Kiambu county is located just outside of Nairobi city. The region has a long history of coffee production. It's really rather famous for its large estates, which were originally built by British colonists in the early twentieth century.
After decolonisation, the estates were sold to local Kenyans and they've been managing them since. While estates such as this used to produce the majority of Kenyan coffee, the increased urban sprawl from Nairobi and the increasing land value in the region has meant that estate coffee production has gradually diminished, while smallholder production elsewhere has increased. Nevertheless, estates such as Kamundu Estate continue a legacy of many generations of coffee production, supported by unparalleled local knowledge and experience.
This coffee is naturally processed on raised African beds. Natural processing is quite rare in Kenya; it's much more common to see fully-washed coffees there.

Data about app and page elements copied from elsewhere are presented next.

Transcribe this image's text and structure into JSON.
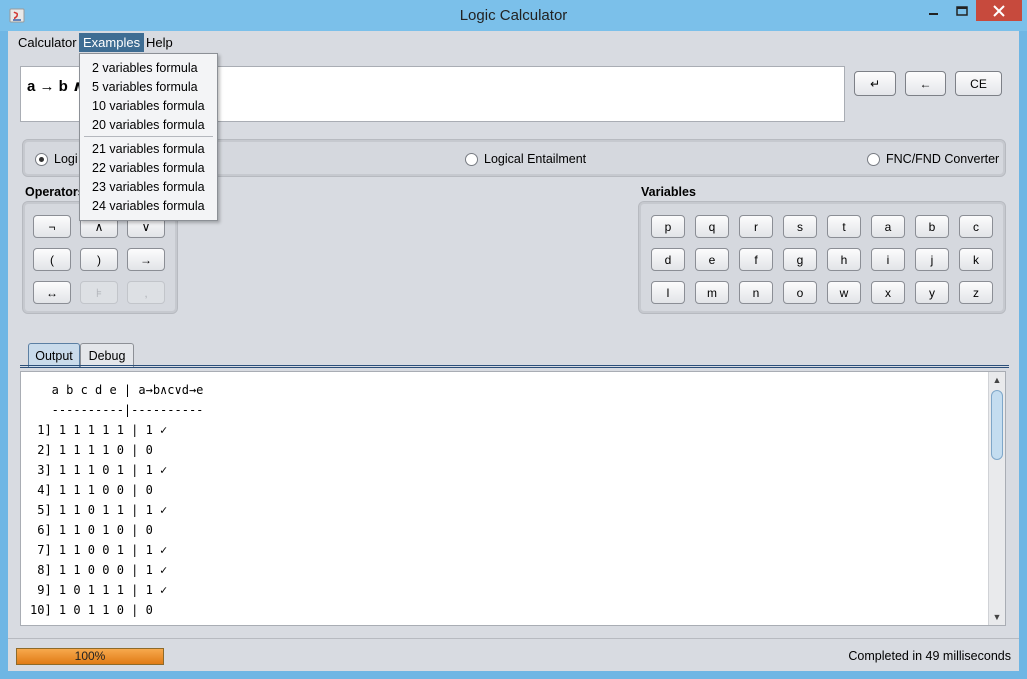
{
  "window": {
    "title": "Logic Calculator"
  },
  "menu": {
    "calculator": "Calculator",
    "examples": "Examples",
    "help": "Help"
  },
  "examples_menu": {
    "items": [
      "2 variables formula",
      "5 variables formula",
      "10 variables formula",
      "20 variables formula",
      "21 variables formula",
      "22 variables formula",
      "23 variables formula",
      "24 variables formula"
    ]
  },
  "formula": {
    "value": "a → b ∧"
  },
  "buttons": {
    "enter": "↵",
    "back": "←",
    "ce": "CE"
  },
  "modes": {
    "logic": "Logi",
    "entailment": "Logical Entailment",
    "converter": "FNC/FND Converter",
    "selected": "logic"
  },
  "operators": {
    "label": "Operators",
    "keys": [
      "¬",
      "∧",
      "∨",
      "(",
      ")",
      "→",
      "↔",
      "⊧",
      ","
    ]
  },
  "variables": {
    "label": "Variables",
    "keys": [
      "p",
      "q",
      "r",
      "s",
      "t",
      "a",
      "b",
      "c",
      "d",
      "e",
      "f",
      "g",
      "h",
      "i",
      "j",
      "k",
      "l",
      "m",
      "n",
      "o",
      "w",
      "x",
      "y",
      "z"
    ]
  },
  "tabs": {
    "output": "Output",
    "debug": "Debug"
  },
  "output": {
    "lines": [
      "   a b c d e | a→b∧c∨d→e",
      "   ----------|----------",
      " 1] 1 1 1 1 1 | 1 ✓",
      " 2] 1 1 1 1 0 | 0",
      " 3] 1 1 1 0 1 | 1 ✓",
      " 4] 1 1 1 0 0 | 0",
      " 5] 1 1 0 1 1 | 1 ✓",
      " 6] 1 1 0 1 0 | 0",
      " 7] 1 1 0 0 1 | 1 ✓",
      " 8] 1 1 0 0 0 | 1 ✓",
      " 9] 1 0 1 1 1 | 1 ✓",
      "10] 1 0 1 1 0 | 0"
    ]
  },
  "status": {
    "progress": 100,
    "progress_label": "100%",
    "message": "Completed in 49 milliseconds"
  },
  "colors": {
    "titlebar": "#7bc0ea",
    "menu_highlight": "#3e6d93",
    "progress": "#e98d26",
    "close": "#c74a3d"
  }
}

Ripe cherries are selectively harvested and floated to select only the ripest, highest quality cherries for processing. These cherries are placed in a single layer on raised drying beds and then dried in the sun for up to six weeks. The cherries must be manually turned periodically every day to ensure an even drying and prevent mould formation. Once the coffee has reached its optimum moisture content, it is rested before being hulled, graded further by hand, and finally bagged in GrainPro for export.